▸ **EXERCISE BRIEF**
Report the count of lines below that include "this", without any other text.

▸ **INFORMATION**
+===+
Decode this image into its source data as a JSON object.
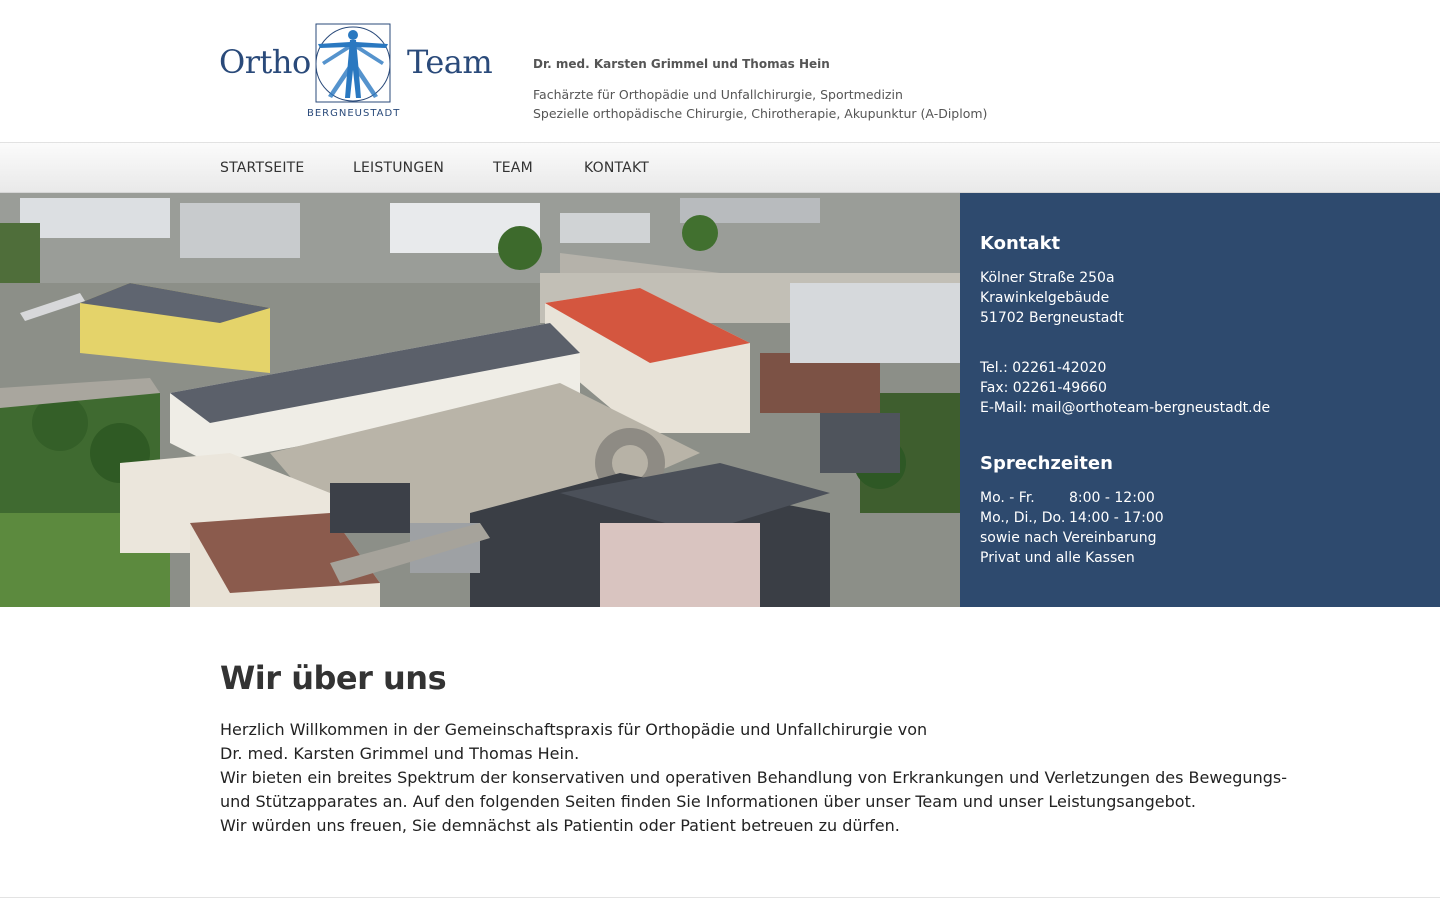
{
  "logo": {
    "word_left": "Ortho",
    "word_right": "Team",
    "subtitle": "BERGNEUSTADT",
    "icon": "vitruvian-man-icon"
  },
  "header": {
    "doctors": "Dr. med. Karsten Grimmel und Thomas Hein",
    "specialties_line1": "Fachärzte für Orthopädie und Unfallchirurgie, Sportmedizin",
    "specialties_line2": "Spezielle orthopädische Chirurgie, Chirotherapie, Akupunktur (A-Diplom)"
  },
  "nav": {
    "items": [
      {
        "label": "STARTSEITE"
      },
      {
        "label": "LEISTUNGEN"
      },
      {
        "label": "TEAM"
      },
      {
        "label": "KONTAKT"
      }
    ]
  },
  "contact": {
    "title": "Kontakt",
    "street": "Kölner Straße 250a",
    "building": "Krawinkelgebäude",
    "city": "51702 Bergneustadt",
    "tel": "Tel.: 02261-42020",
    "fax": "Fax: 02261-49660",
    "email": "E-Mail: mail@orthoteam-bergneustadt.de",
    "hours_title": "Sprechzeiten",
    "hours": [
      {
        "days": "Mo. - Fr.",
        "time": "8:00 - 12:00"
      },
      {
        "days": "Mo., Di., Do.",
        "time": "14:00 - 17:00"
      }
    ],
    "hours_note1": "sowie nach Vereinbarung",
    "hours_note2": "Privat und alle Kassen"
  },
  "main": {
    "heading": "Wir über uns",
    "lines": [
      "Herzlich Willkommen in der Gemeinschaftspraxis für Orthopädie und Unfallchirurgie von",
      "Dr. med. Karsten Grimmel und Thomas Hein.",
      "Wir bieten ein breites Spektrum der konservativen und operativen Behandlung von Erkrankungen und Verletzungen des Bewegungs-",
      "und Stützapparates an. Auf den folgenden Seiten finden Sie Informationen über unser Team und unser Leistungsangebot.",
      "Wir würden uns freuen, Sie demnächst als Patientin oder Patient betreuen zu dürfen."
    ]
  },
  "colors": {
    "brand_blue": "#2a4a7a",
    "contact_panel": "#2e4a6e"
  }
}
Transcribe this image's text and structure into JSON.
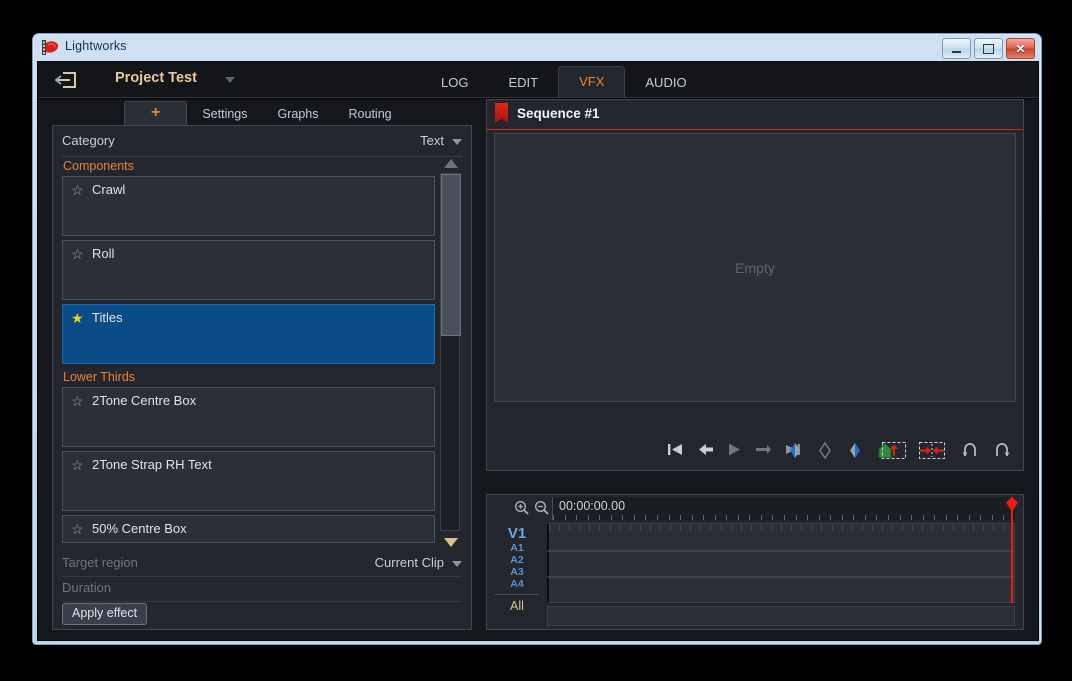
{
  "window": {
    "title": "Lightworks",
    "icon": "lightworks-logo-icon",
    "buttons": {
      "minimize": "minimize-icon",
      "maximize": "maximize-icon",
      "close": "close-icon"
    }
  },
  "topbar": {
    "exit_icon": "exit-project-icon",
    "project_name": "Project Test",
    "project_caret": "chevron-down-icon",
    "tabs": [
      {
        "label": "LOG",
        "active": false
      },
      {
        "label": "EDIT",
        "active": false
      },
      {
        "label": "VFX",
        "active": true
      },
      {
        "label": "AUDIO",
        "active": false
      }
    ]
  },
  "left_panel": {
    "tabs": [
      {
        "label": "+",
        "active": true
      },
      {
        "label": "Settings",
        "active": false
      },
      {
        "label": "Graphs",
        "active": false
      },
      {
        "label": "Routing",
        "active": false
      }
    ],
    "category": {
      "label": "Category",
      "value": "Text",
      "caret": "chevron-down-icon"
    },
    "groups": [
      {
        "name": "Components",
        "items": [
          {
            "name": "Crawl",
            "starred": false,
            "selected": false
          },
          {
            "name": "Roll",
            "starred": false,
            "selected": false
          },
          {
            "name": "Titles",
            "starred": true,
            "selected": true
          }
        ]
      },
      {
        "name": "Lower Thirds",
        "items": [
          {
            "name": "2Tone Centre Box",
            "starred": false,
            "selected": false
          },
          {
            "name": "2Tone Strap RH Text",
            "starred": false,
            "selected": false
          },
          {
            "name": "50% Centre Box",
            "starred": false,
            "selected": false
          }
        ]
      }
    ],
    "scrollbar": {
      "up": "scroll-up-arrow-icon",
      "down": "scroll-down-arrow-icon"
    },
    "target_region": {
      "label": "Target region",
      "value": "Current Clip",
      "caret": "chevron-down-icon"
    },
    "duration": {
      "label": "Duration",
      "value": ""
    },
    "apply_button": "Apply effect"
  },
  "viewer": {
    "flag_icon": "red-bookmark-flag-icon",
    "title": "Sequence #1",
    "empty_text": "Empty",
    "transport": {
      "group1": [
        "skip-to-start-icon",
        "step-back-icon",
        "play-icon",
        "step-forward-icon",
        "skip-to-end-icon"
      ],
      "group2": [
        "mark-in-icon",
        "mark-clear-icon",
        "mark-out-icon",
        "mark-home-icon"
      ],
      "group3": [
        "insert-edit-icon",
        "replace-edit-icon"
      ],
      "group4": [
        "undo-icon",
        "redo-icon"
      ]
    }
  },
  "timeline": {
    "zoom_in_icon": "zoom-in-icon",
    "zoom_out_icon": "zoom-out-icon",
    "timecode": "00:00:00.00",
    "tracks": {
      "video": "V1",
      "audio": [
        "A1",
        "A2",
        "A3",
        "A4"
      ],
      "all": "All"
    },
    "playhead": "playhead-marker"
  },
  "colors": {
    "accent_orange": "#e8833a",
    "selection_blue": "#0b4c86",
    "star_yellow": "#f5d016",
    "playhead_red": "#e61e10",
    "panel_bg": "#23262c",
    "app_bg": "#15171c"
  }
}
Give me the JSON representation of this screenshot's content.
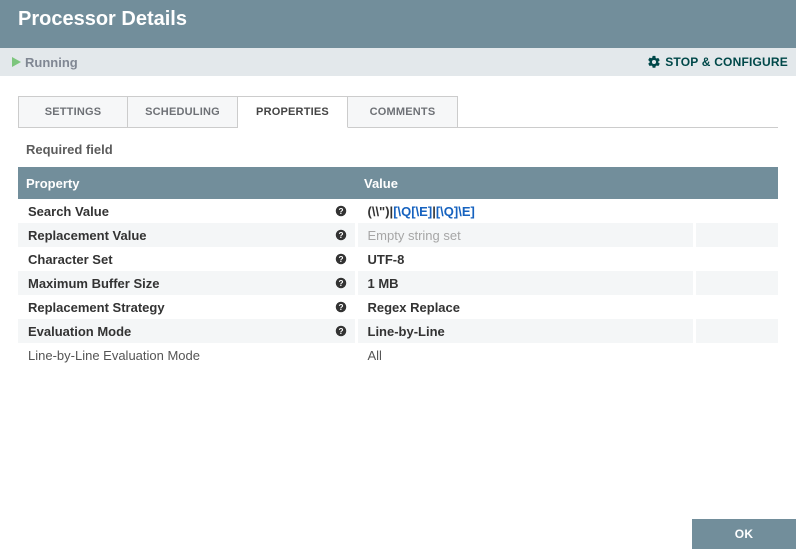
{
  "header": {
    "title": "Processor Details"
  },
  "status": {
    "running_label": "Running",
    "action_label": "STOP & CONFIGURE"
  },
  "tabs": [
    {
      "id": "settings",
      "label": "SETTINGS"
    },
    {
      "id": "scheduling",
      "label": "SCHEDULING"
    },
    {
      "id": "properties",
      "label": "PROPERTIES"
    },
    {
      "id": "comments",
      "label": "COMMENTS"
    }
  ],
  "active_tab": "properties",
  "properties_pane": {
    "section_label": "Required field",
    "columns": {
      "property": "Property",
      "value": "Value"
    },
    "rows": [
      {
        "required": true,
        "name": "Search Value",
        "value_segments": [
          {
            "t": "(\\\\\")|",
            "c": "plain"
          },
          {
            "t": "[\\Q[\\E]",
            "c": "blue"
          },
          {
            "t": "|",
            "c": "plain"
          },
          {
            "t": "[\\Q]\\E]",
            "c": "blue"
          }
        ]
      },
      {
        "required": true,
        "name": "Replacement Value",
        "value": "Empty string set",
        "empty": true
      },
      {
        "required": true,
        "name": "Character Set",
        "value": "UTF-8"
      },
      {
        "required": true,
        "name": "Maximum Buffer Size",
        "value": "1 MB"
      },
      {
        "required": true,
        "name": "Replacement Strategy",
        "value": "Regex Replace"
      },
      {
        "required": true,
        "name": "Evaluation Mode",
        "value": "Line-by-Line"
      },
      {
        "required": false,
        "name": "Line-by-Line Evaluation Mode",
        "value": "All"
      }
    ]
  },
  "footer": {
    "ok_label": "OK"
  },
  "icons": {
    "play": "play-icon",
    "gear": "gear-icon",
    "help": "help-icon"
  },
  "colors": {
    "brand": "#728E9B",
    "accent_green": "#7DC67D",
    "action_teal": "#004849",
    "link_blue": "#1662BF",
    "muted_bg": "#E3E8EB"
  }
}
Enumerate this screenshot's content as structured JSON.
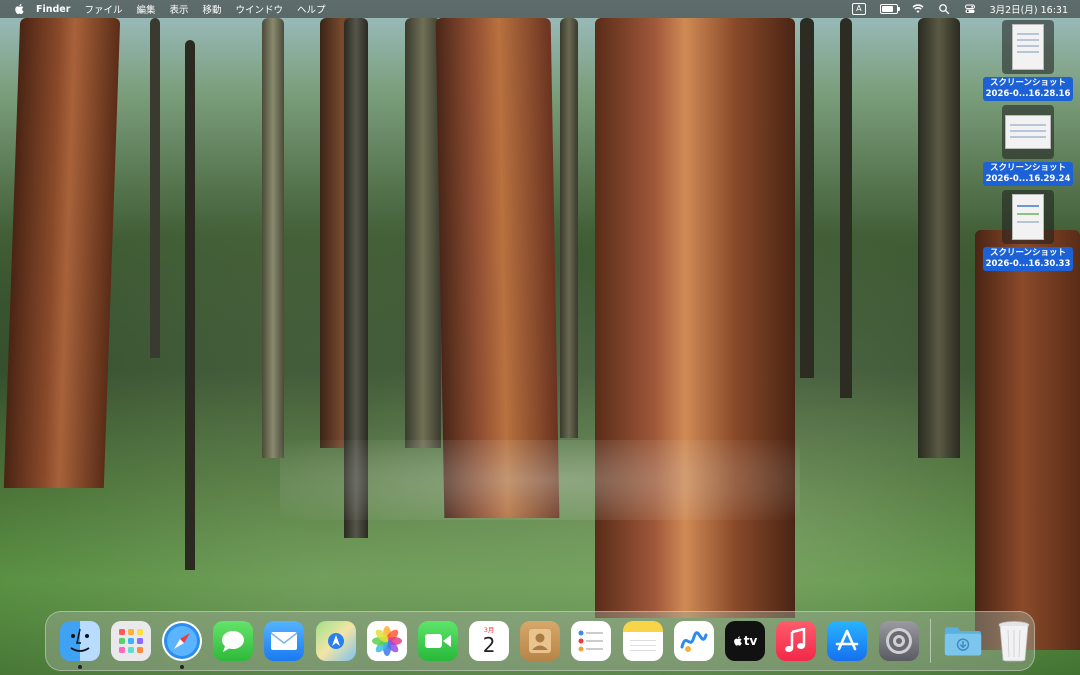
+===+
▸ **EXPECTED OUTPUT**
4